For those of you who may have missed it, Onorato attempted to address my property tax question during his cyber town hall meeting. I was pleasantly surprised to see my question addressed and not tossed aside. I was also pleased to hear him attempt to tackle other tough questions, and I was pleased to see him reaching out to the community, especially involving high school students, in such a down-to-earth accessible manner.
However, I have to say I wasn't completely satisfied with his answer.
He made many points (which I've paraphrased below.)
1) The 2001 and 2002 assessments were performed very poorly.
I have no idea why there were back-to-back re-assessments in this county. That was before my time. Clearly, there is absolutely no need to waste tax-payers money re-assessing every single year. I'd be perfectly happy with a planned 3-4 year cycle of re-assessments.
2) The city spent a lot of money and time on appeals relating to the 2001-2 re-assessments.
If those re-assessments were performed so poorly, then the team should be fired, and a new re-assessment team should be hired. If 180,000 people filed appeals, that's a broken re-assessment system.
3) He canceled the 2006 re-assessment (which he is proud of.)
Let me share a story. While I was living in Connecticut, the state found that the emissions testers were corrupt. They temporarily canceled all emissions testing in the state while they attempted to create a new clean system. Then a few years later, they re-started emissions testing with the new system in place.
If Dan Onorato were in charge of emissions testing in Connecticut, his analogous response would have been to cancel emissions testing forever because the particular system wasn't working. He would defend this stance for the rest of his term by pointing to how corrupt the old system was.
4) He said that 85% of property values increased when properties were re-assessed.
Let's get something straight. Housing prices (in a normal society) increase. It's perfectly natural and expected that prices will increase. In fact, if housing prices didn't increase we'd be in trouble. HOWEVER, the increased value of an assessed house SHOULD NOT mean increased property tax. When values go up, the county or the city or whomever, SHOULD adjust the mill rate DOWN so that the net result for them is about the same. Is there a law against that in Harrisburg???

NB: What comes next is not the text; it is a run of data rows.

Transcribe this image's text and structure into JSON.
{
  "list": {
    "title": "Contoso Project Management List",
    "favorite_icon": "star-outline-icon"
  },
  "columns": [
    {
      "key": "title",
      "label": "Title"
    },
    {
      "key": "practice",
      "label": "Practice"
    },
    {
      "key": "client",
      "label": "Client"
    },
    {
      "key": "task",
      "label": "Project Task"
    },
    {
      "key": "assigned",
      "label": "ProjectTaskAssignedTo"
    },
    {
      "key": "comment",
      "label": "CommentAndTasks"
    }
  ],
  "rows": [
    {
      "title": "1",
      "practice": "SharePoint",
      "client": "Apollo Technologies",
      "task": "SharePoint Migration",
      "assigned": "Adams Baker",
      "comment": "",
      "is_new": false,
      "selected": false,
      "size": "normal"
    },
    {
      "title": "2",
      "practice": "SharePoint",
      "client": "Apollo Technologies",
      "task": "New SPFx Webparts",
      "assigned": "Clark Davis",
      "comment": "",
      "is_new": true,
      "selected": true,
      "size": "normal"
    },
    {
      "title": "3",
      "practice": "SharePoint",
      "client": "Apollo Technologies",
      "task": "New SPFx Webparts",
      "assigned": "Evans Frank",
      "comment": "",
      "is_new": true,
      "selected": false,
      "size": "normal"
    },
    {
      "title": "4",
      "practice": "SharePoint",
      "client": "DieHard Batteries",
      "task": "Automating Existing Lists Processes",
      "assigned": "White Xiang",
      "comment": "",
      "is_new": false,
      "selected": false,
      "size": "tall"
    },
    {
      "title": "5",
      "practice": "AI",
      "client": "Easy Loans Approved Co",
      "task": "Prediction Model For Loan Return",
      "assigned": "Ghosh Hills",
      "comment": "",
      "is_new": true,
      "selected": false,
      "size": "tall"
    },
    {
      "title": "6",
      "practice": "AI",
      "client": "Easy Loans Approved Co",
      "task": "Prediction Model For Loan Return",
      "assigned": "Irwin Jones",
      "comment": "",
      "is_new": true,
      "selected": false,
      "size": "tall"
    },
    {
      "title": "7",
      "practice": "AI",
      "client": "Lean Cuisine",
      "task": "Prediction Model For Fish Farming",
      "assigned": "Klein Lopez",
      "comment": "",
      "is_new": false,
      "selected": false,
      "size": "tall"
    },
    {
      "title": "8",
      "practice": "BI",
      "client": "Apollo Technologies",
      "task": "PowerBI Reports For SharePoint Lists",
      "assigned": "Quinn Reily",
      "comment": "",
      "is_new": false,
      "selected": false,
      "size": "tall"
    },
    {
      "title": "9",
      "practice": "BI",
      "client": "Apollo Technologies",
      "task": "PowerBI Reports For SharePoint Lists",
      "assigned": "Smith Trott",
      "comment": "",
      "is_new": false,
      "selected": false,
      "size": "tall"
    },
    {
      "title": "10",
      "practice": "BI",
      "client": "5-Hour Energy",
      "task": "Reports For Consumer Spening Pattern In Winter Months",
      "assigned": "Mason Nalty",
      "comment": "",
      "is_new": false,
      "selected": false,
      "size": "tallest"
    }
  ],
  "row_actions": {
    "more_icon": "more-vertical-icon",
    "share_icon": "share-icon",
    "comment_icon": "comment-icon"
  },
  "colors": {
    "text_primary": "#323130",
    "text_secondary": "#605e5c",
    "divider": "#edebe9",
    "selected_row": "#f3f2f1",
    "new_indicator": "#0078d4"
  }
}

He said: "County school districts and the municipalities all base their property taxes off the assessed values". If these school districts and municipalities refuse to lower their mill rate, then they are ripping off their citizens. That is where the offense should be - not the ridiculous stance of pretending property values haven't changed in 40 years.
5) Other counties around us follow the base-year assessment strategy.
In summation, Dan says all the other counties are refusing to fix the system, so why should he?
If all the other counties can break the law and propagate inequity, why can't he?
Dan, stop whining and do something about this unfair setup. That's how you'll prove you're capable of being governor.